ColdFusion is built on top of Java. And, while ColdFusion comes with some pretty decent Regular Expression support, it's not nearly as robust or as fast as the Regular Expression libraries provided by the underlying Java code-base. But, the Java layer is not the easiest to work with; there's a lot of ceremony around type-casting and object creation. As such, I wanted to make a ColdFusion component - PatternMatcher.cfc - that would encapsulate the Java interactions, while still providing a powerful pattern-matching interface.
I blogged about this idea a few years ago; but, I have now rewritten the previous ColdFusion component using CFScript and move it over to GitHub. The component is intended to be instantiated with both a Regular Expression pattern and an input:
- init( pattern, input )
... and, since it's using Java under the hood, it means that your Regular Expression patterns can use powerful constructs like negative look-behinds. Once instantiated, the PatternMatcher.cfc component provides three sets of methods:
Since the PatternMatcher.cfc required a Regular Expression pattern as part of it's construction, the batch replacement methods only need a replacement value - they will use the embedded pattern to find matches.
- replaceAll( replacement ) :: String
- replaceAllQuoted( replacement ) :: String
- replaceFirst( replacement ) :: String
- replaceFirstQuoted( replacement ) :: String
If you want to iterate over each match and deal with the replacements on a per-match basis, you can use the following methods:
- findNextMatch() :: Boolean
- group( index ) :: String
- groupCount() :: Numeric
- groups() :: Struct
- hasGroup( index ) :: Boolean
- replaceMatch( replacement ) :: Any
- replaceMatchQuoted( replacement ) :: Any
- result() :: String
If you don't care about replacing values but, rather, want to extract values, you can use the following methods:
- match() :: Array(String)
- matchGroups() :: Array(Struct)

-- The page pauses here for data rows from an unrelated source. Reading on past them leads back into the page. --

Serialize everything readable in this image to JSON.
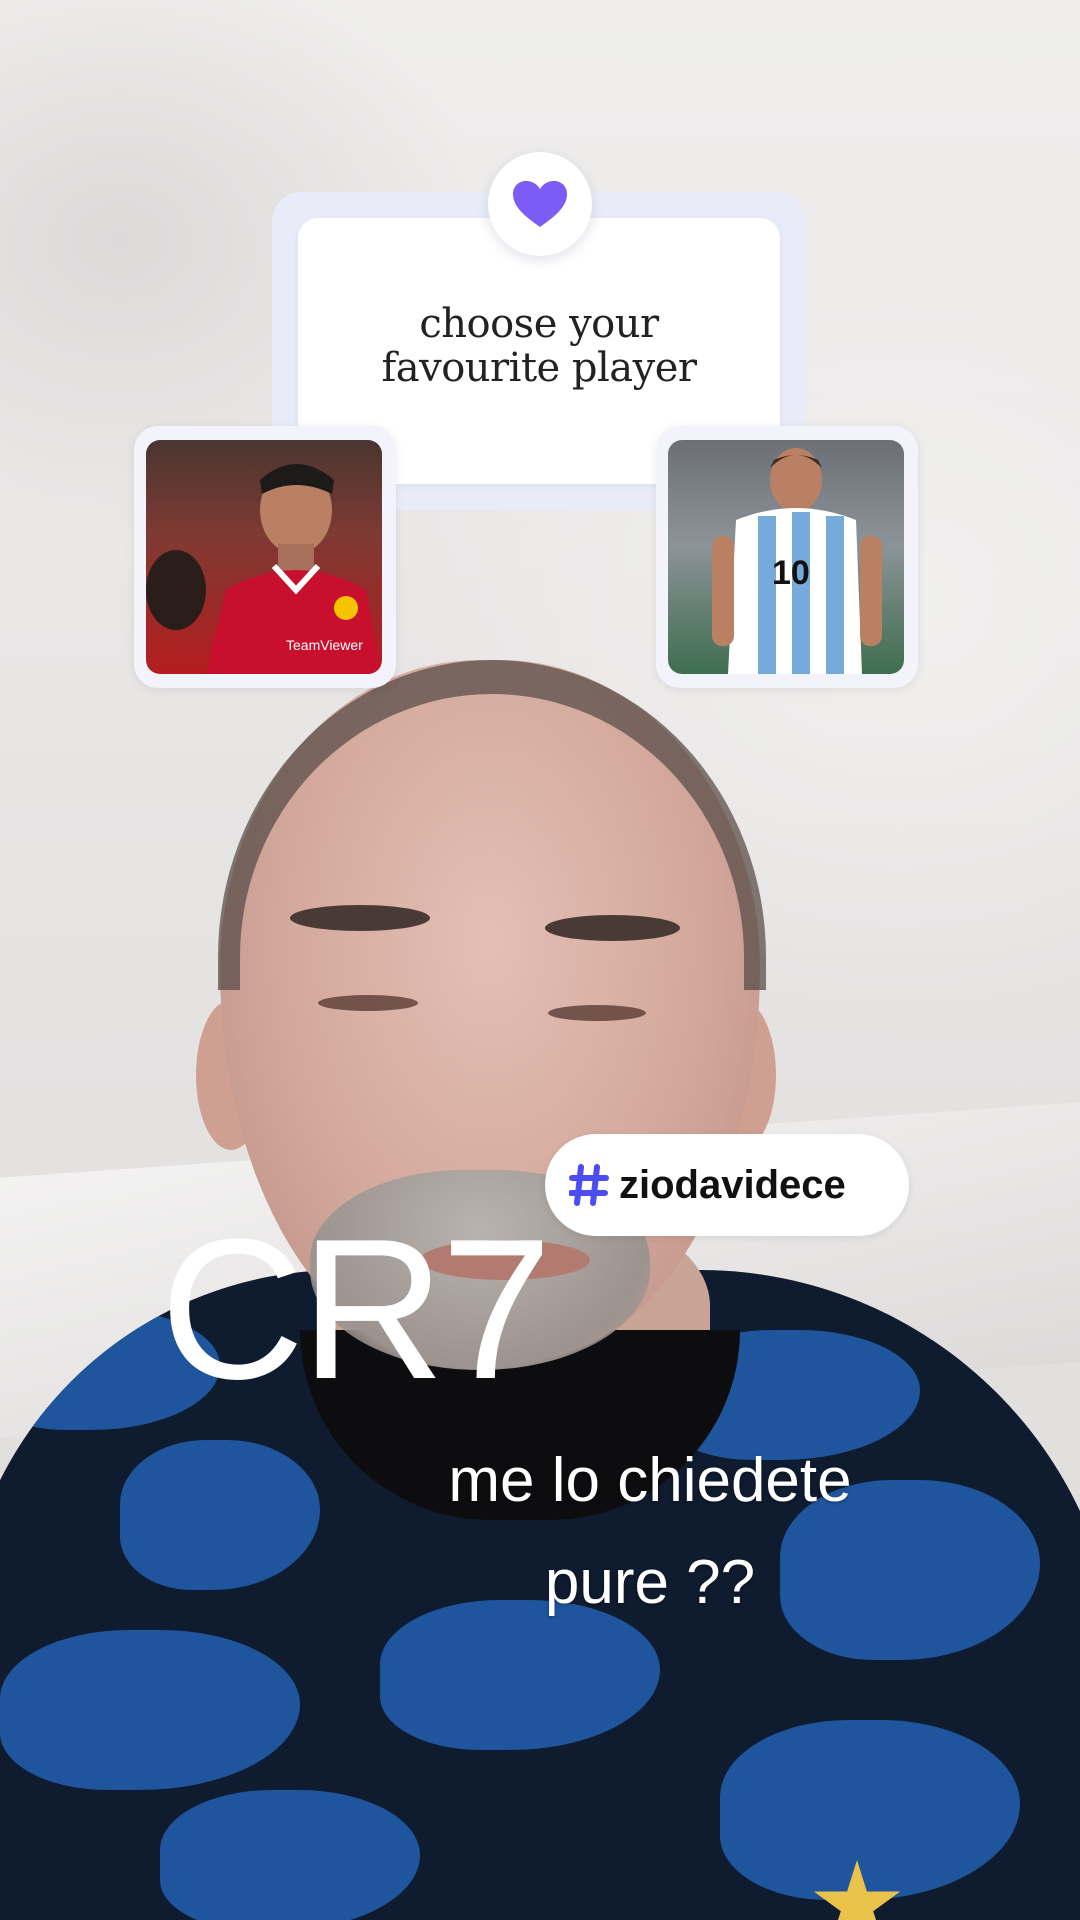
{
  "poll": {
    "title_line1": "choose your",
    "title_line2": "favourite player",
    "heart_color": "#7c5cf5",
    "options": [
      {
        "name": "player-option-left",
        "kit_color": "#c8102e"
      },
      {
        "name": "player-option-right",
        "kit_color": "#75aadb"
      }
    ]
  },
  "hashtag": {
    "symbol": "#",
    "text": "ziodavidece",
    "symbol_color": "#4b4ef0"
  },
  "overlay": {
    "headline": "CR7",
    "caption_line1": "me lo chiedete",
    "caption_line2": "pure ??"
  },
  "jersey": {
    "ronaldo_sponsor": "TeamViewer",
    "messi_number": "10"
  }
}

Both of these methods gather all of the pattern matches within the given input; however, the matchGroups() method returns each result as a struct, broken up by group where as the match() method simply returns each result as a string.